The Democratic Challenge
Abraham Lincoln in the Gettysburg Address called American democracy an “unfi nished work.” The ideals of popular sovereignty, political equality, and majority rule promised in the Declaration of Independence and the American Constitution have inspired the struggles of generations of ordinary Americans to achieve their promise. The Civil War, the labor movement, the civil rights movement, and the second wave of feminism were attempts to realize the promise of democracy for all Americans. It took more than thirty years from the adoption of the Constitution for most states to allow white males without property to vote.
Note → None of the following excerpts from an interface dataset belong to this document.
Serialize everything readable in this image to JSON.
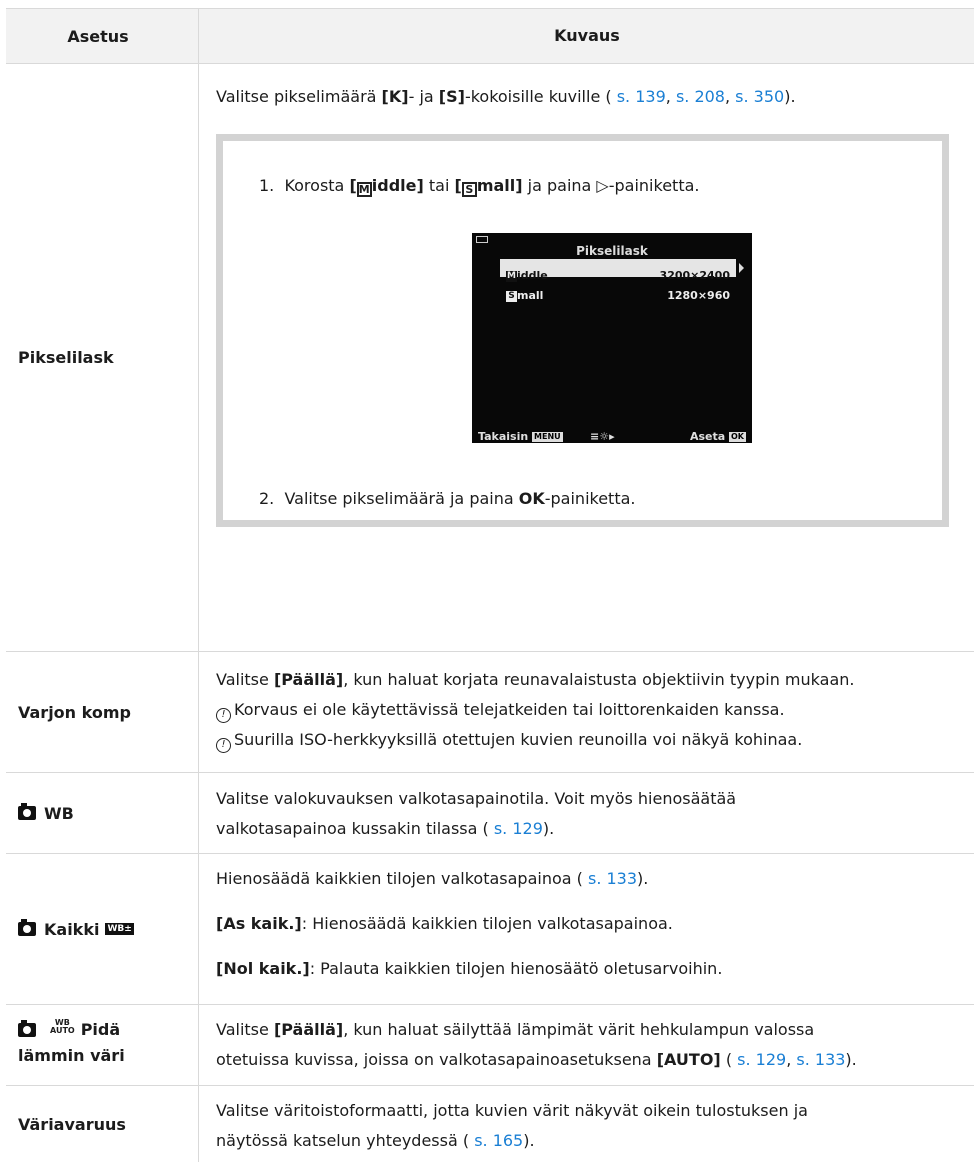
{
  "header": {
    "col1": "Asetus",
    "col2": "Kuvaus"
  },
  "rows": {
    "pikselilask": {
      "label": "Pikselilask",
      "desc_pre": "Valitse pikselimäärä ",
      "desc_k": "[K]",
      "desc_mid": "- ja ",
      "desc_s": "[S]",
      "desc_post": "-kokoisille kuville (",
      "links": [
        "s. 139",
        "s. 208",
        "s. 350"
      ],
      "step1_num": "1.",
      "step1_a": "Korosta ",
      "step1_middle": "iddle]",
      "step1_tai": " tai ",
      "step1_small": "mall]",
      "step1_b": " ja paina ",
      "step1_c": "-painiketta.",
      "step2_num": "2.",
      "step2_a": "Valitse pikselimäärä ja paina ",
      "step2_ok": "OK",
      "step2_b": "-painiketta.",
      "screen": {
        "title": "Pikselilask",
        "rows": [
          {
            "label": "iddle",
            "value": "3200×2400"
          },
          {
            "label": "mall",
            "value": "1280×960"
          }
        ],
        "back": "Takaisin",
        "back_icon": "MENU",
        "set": "Aseta",
        "set_icon": "OK"
      }
    },
    "varjon": {
      "label": "Varjon komp",
      "line1_pre": "Valitse ",
      "line1_b": "[Päällä]",
      "line1_post": ", kun haluat korjata reunavalaistusta objektiivin tyypin mukaan.",
      "note1": "Korvaus ei ole käytettävissä telejatkeiden tai loittorenkaiden kanssa.",
      "note2": "Suurilla ISO-herkkyyksillä otettujen kuvien reunoilla voi näkyä kohinaa."
    },
    "wb": {
      "label": "WB",
      "text1": "Valitse valokuvauksen valkotasapainotila. Voit myös hienosäätää",
      "text2": "valkotasapainoa kussakin tilassa (",
      "link": "s. 129",
      "text3": ")."
    },
    "kaikki": {
      "label": "Kaikki",
      "icon": "WB±",
      "p1": "Hienosäädä kaikkien tilojen valkotasapainoa (",
      "p1_link": "s. 133",
      "p1_end": ").",
      "p2_b": "[As kaik.]",
      "p2": ": Hienosäädä kaikkien tilojen valkotasapainoa.",
      "p3_b": "[Nol kaik.]",
      "p3": ": Palauta kaikkien tilojen hienosäätö oletusarvoihin."
    },
    "pida": {
      "label1": "Pidä",
      "label2": "lämmin väri",
      "wb_top": "WB",
      "wb_bottom": "AUTO",
      "line1_pre": "Valitse ",
      "line1_b": "[Päällä]",
      "line1_post": ", kun haluat säilyttää lämpimät värit hehkulampun valossa",
      "line2_pre": "otetuissa kuvissa, joissa on valkotasapainoasetuksena ",
      "line2_b": "[AUTO]",
      "links": [
        "s. 129",
        "s. 133"
      ]
    },
    "variavaruus": {
      "label": "Väriavaruus",
      "line1": "Valitse väritoistoformaatti, jotta kuvien värit näkyvät oikein tulostuksen ja",
      "line2": "näytössä katselun yhteydessä (",
      "link": "s. 165",
      "end": ")."
    }
  },
  "colors": {
    "link": "#1a7fd4",
    "border": "#d9d9d9",
    "header_bg": "#f2f2f2"
  }
}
Women gained that right on the national level only in 1920, and young people ages eighteen to twenty did so only in 1971. Many African Americans in the South were unable to vote in any signifi cant numbers until after passage of the Voting Rights Act of 1965, despite the Fifteenth Amendment’s guarantee.